Reproduce the entire listing exactly. Leave the pictures out.
══════════════════════════════
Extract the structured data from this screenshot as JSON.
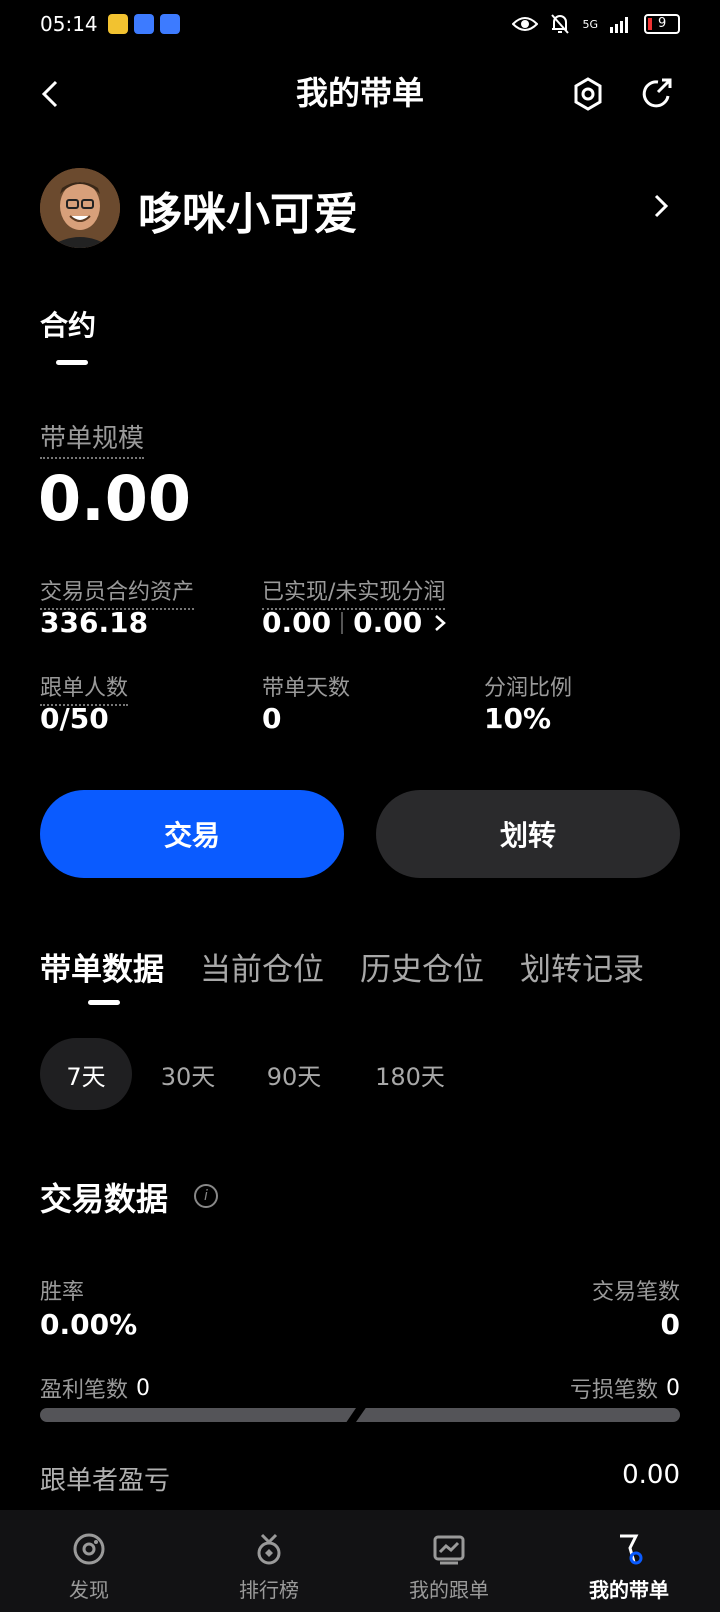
{
  "status_bar": {
    "time": "05:14",
    "network": "5G",
    "battery": "9"
  },
  "header": {
    "title": "我的带单"
  },
  "profile": {
    "nickname": "哆咪小可爱"
  },
  "top_tab": {
    "label": "合约"
  },
  "stats": {
    "scale_label": "带单规模",
    "scale_value": "0.00",
    "trader_assets_label": "交易员合约资产",
    "trader_assets_value": "336.18",
    "profit_share_label": "已实现/未实现分润",
    "realized_value": "0.00",
    "unrealized_value": "0.00",
    "followers_label": "跟单人数",
    "followers_value": "0/50",
    "days_label": "带单天数",
    "days_value": "0",
    "share_ratio_label": "分润比例",
    "share_ratio_value": "10%"
  },
  "actions": {
    "trade": "交易",
    "transfer": "划转"
  },
  "data_tabs": [
    "带单数据",
    "当前仓位",
    "历史仓位",
    "划转记录"
  ],
  "periods": [
    "7天",
    "30天",
    "90天",
    "180天"
  ],
  "trade_data": {
    "title": "交易数据",
    "win_rate_label": "胜率",
    "win_rate_value": "0.00%",
    "trade_count_label": "交易笔数",
    "trade_count_value": "0",
    "profit_count_label": "盈利笔数",
    "profit_count_value": "0",
    "loss_count_label": "亏损笔数",
    "loss_count_value": "0",
    "follower_pnl_label": "跟单者盈亏",
    "follower_pnl_value": "0.00"
  },
  "bottom_nav": {
    "discover": "发现",
    "ranking": "排行榜",
    "my_follow": "我的跟单",
    "my_lead": "我的带单"
  },
  "colors": {
    "accent": "#0a5bff",
    "background": "#000000",
    "secondary_button": "#2a2a2c"
  }
}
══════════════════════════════
PROBLEM SOLUTION
Extract the structured data from this screenshot as JSON.
{
  "status_bar": {
    "time": "05:14",
    "network": "5G",
    "battery": "9"
  },
  "header": {
    "title": "我的带单"
  },
  "profile": {
    "nickname": "哆咪小可爱"
  },
  "top_tab": {
    "label": "合约"
  },
  "stats": {
    "scale_label": "带单规模",
    "scale_value": "0.00",
    "trader_assets_label": "交易员合约资产",
    "trader_assets_value": "336.18",
    "profit_share_label": "已实现/未实现分润",
    "realized_value": "0.00",
    "unrealized_value": "0.00",
    "followers_label": "跟单人数",
    "followers_value": "0/50",
    "days_label": "带单天数",
    "days_value": "0",
    "share_ratio_label": "分润比例",
    "share_ratio_value": "10%"
  },
  "actions": {
    "trade": "交易",
    "transfer": "划转"
  },
  "data_tabs": [
    "带单数据",
    "当前仓位",
    "历史仓位",
    "划转记录"
  ],
  "periods": [
    "7天",
    "30天",
    "90天",
    "180天"
  ],
  "trade_data": {
    "title": "交易数据",
    "win_rate_label": "胜率",
    "win_rate_value": "0.00%",
    "trade_count_label": "交易笔数",
    "trade_count_value": "0",
    "profit_count_label": "盈利笔数",
    "profit_count_value": "0",
    "loss_count_label": "亏损笔数",
    "loss_count_value": "0",
    "follower_pnl_label": "跟单者盈亏",
    "follower_pnl_value": "0.00"
  },
  "bottom_nav": {
    "discover": "发现",
    "ranking": "排行榜",
    "my_follow": "我的跟单",
    "my_lead": "我的带单"
  },
  "colors": {
    "accent": "#0a5bff",
    "background": "#000000",
    "secondary_button": "#2a2a2c"
  }
}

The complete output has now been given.